### WORK REQUEST:
Retype all of the data. Every line must match exactly.
(MATERIALS PROVIDED begins)
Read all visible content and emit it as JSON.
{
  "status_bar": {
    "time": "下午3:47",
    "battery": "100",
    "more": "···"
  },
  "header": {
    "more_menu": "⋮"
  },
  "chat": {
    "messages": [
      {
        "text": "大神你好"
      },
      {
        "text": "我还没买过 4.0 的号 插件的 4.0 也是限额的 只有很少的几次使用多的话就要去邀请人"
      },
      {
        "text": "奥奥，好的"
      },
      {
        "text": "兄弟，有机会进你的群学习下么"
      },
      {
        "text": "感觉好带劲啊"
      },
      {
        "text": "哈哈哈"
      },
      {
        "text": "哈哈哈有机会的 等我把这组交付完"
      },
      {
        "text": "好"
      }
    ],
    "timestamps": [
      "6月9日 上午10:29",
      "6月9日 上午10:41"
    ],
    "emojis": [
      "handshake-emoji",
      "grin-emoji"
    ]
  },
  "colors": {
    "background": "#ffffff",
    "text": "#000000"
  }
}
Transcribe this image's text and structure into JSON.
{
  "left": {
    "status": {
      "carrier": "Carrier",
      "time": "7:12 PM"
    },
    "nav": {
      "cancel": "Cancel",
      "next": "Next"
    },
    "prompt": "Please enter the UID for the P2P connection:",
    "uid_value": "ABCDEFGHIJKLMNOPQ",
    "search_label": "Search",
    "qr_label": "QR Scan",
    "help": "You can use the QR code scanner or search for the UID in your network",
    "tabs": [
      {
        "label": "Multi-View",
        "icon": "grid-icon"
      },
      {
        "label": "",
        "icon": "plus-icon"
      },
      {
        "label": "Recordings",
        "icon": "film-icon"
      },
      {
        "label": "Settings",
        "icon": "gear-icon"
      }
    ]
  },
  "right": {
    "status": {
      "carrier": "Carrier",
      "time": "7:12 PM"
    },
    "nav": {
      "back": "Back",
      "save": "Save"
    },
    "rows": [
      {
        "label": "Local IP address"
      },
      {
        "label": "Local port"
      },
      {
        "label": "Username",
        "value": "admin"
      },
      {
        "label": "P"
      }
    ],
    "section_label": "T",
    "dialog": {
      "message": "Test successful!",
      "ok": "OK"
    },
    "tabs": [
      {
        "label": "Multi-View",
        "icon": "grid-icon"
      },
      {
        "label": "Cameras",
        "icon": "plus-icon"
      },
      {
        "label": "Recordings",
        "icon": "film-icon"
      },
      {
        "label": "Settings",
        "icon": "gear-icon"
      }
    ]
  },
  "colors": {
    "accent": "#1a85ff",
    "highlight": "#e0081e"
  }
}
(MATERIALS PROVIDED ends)
### RESPONSE FOR THIS EXERCISE:
Read all visible content and emit it as JSON.
{
  "status_bar": {
    "time": "下午3:47",
    "battery": "100",
    "more": "···"
  },
  "header": {
    "more_menu": "⋮"
  },
  "chat": {
    "messages": [
      {
        "text": "大神你好"
      },
      {
        "text": "我还没买过 4.0 的号 插件的 4.0 也是限额的 只有很少的几次使用多的话就要去邀请人"
      },
      {
        "text": "奥奥，好的"
      },
      {
        "text": "兄弟，有机会进你的群学习下么"
      },
      {
        "text": "感觉好带劲啊"
      },
      {
        "text": "哈哈哈"
      },
      {
        "text": "哈哈哈有机会的 等我把这组交付完"
      },
      {
        "text": "好"
      }
    ],
    "timestamps": [
      "6月9日 上午10:29",
      "6月9日 上午10:41"
    ],
    "emojis": [
      "handshake-emoji",
      "grin-emoji"
    ]
  },
  "colors": {
    "background": "#ffffff",
    "text": "#000000"
  }
}
Transcribe this image's text and structure into JSON.
{
  "left": {
    "status": {
      "carrier": "Carrier",
      "time": "7:12 PM"
    },
    "nav": {
      "cancel": "Cancel",
      "next": "Next"
    },
    "prompt": "Please enter the UID for the P2P connection:",
    "uid_value": "ABCDEFGHIJKLMNOPQ",
    "search_label": "Search",
    "qr_label": "QR Scan",
    "help": "You can use the QR code scanner or search for the UID in your network",
    "tabs": [
      {
        "label": "Multi-View",
        "icon": "grid-icon"
      },
      {
        "label": "",
        "icon": "plus-icon"
      },
      {
        "label": "Recordings",
        "icon": "film-icon"
      },
      {
        "label": "Settings",
        "icon": "gear-icon"
      }
    ]
  },
  "right": {
    "status": {
      "carrier": "Carrier",
      "time": "7:12 PM"
    },
    "nav": {
      "back": "Back",
      "save": "Save"
    },
    "rows": [
      {
        "label": "Local IP address"
      },
      {
        "label": "Local port"
      },
      {
        "label": "Username",
        "value": "admin"
      },
      {
        "label": "P"
      }
    ],
    "section_label": "T",
    "dialog": {
      "message": "Test successful!",
      "ok": "OK"
    },
    "tabs": [
      {
        "label": "Multi-View",
        "icon": "grid-icon"
      },
      {
        "label": "Cameras",
        "icon": "plus-icon"
      },
      {
        "label": "Recordings",
        "icon": "film-icon"
      },
      {
        "label": "Settings",
        "icon": "gear-icon"
      }
    ]
  },
  "colors": {
    "accent": "#1a85ff",
    "highlight": "#e0081e"
  }
}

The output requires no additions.